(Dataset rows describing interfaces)
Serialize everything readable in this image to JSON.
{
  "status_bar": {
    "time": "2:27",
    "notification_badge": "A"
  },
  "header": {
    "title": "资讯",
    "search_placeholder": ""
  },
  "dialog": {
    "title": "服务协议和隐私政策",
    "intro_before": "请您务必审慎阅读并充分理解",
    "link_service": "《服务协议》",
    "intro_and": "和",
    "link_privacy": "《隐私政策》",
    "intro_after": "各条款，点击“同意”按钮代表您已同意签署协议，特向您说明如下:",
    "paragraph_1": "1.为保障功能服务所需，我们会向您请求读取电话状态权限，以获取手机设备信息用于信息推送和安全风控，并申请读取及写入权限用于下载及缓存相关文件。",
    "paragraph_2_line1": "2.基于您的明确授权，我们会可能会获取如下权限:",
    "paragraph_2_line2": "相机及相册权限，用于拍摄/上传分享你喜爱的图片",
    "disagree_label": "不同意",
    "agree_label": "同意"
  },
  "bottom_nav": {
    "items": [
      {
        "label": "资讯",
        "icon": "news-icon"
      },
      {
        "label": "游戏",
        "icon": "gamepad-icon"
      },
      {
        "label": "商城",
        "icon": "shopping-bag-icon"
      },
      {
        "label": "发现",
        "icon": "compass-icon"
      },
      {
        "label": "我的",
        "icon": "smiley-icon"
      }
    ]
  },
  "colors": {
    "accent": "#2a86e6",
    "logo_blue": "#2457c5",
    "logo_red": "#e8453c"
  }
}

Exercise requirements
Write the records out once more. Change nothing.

Response for this exercise
Serialize everything readable in this image to JSON.
{
  "status_bar": {
    "time": "2:27",
    "notification_badge": "A"
  },
  "header": {
    "title": "资讯",
    "search_placeholder": ""
  },
  "dialog": {
    "title": "服务协议和隐私政策",
    "intro_before": "请您务必审慎阅读并充分理解",
    "link_service": "《服务协议》",
    "intro_and": "和",
    "link_privacy": "《隐私政策》",
    "intro_after": "各条款，点击“同意”按钮代表您已同意签署协议，特向您说明如下:",
    "paragraph_1": "1.为保障功能服务所需，我们会向您请求读取电话状态权限，以获取手机设备信息用于信息推送和安全风控，并申请读取及写入权限用于下载及缓存相关文件。",
    "paragraph_2_line1": "2.基于您的明确授权，我们会可能会获取如下权限:",
    "paragraph_2_line2": "相机及相册权限，用于拍摄/上传分享你喜爱的图片",
    "disagree_label": "不同意",
    "agree_label": "同意"
  },
  "bottom_nav": {
    "items": [
      {
        "label": "资讯",
        "icon": "news-icon"
      },
      {
        "label": "游戏",
        "icon": "gamepad-icon"
      },
      {
        "label": "商城",
        "icon": "shopping-bag-icon"
      },
      {
        "label": "发现",
        "icon": "compass-icon"
      },
      {
        "label": "我的",
        "icon": "smiley-icon"
      }
    ]
  },
  "colors": {
    "accent": "#2a86e6",
    "logo_blue": "#2457c5",
    "logo_red": "#e8453c"
  }
}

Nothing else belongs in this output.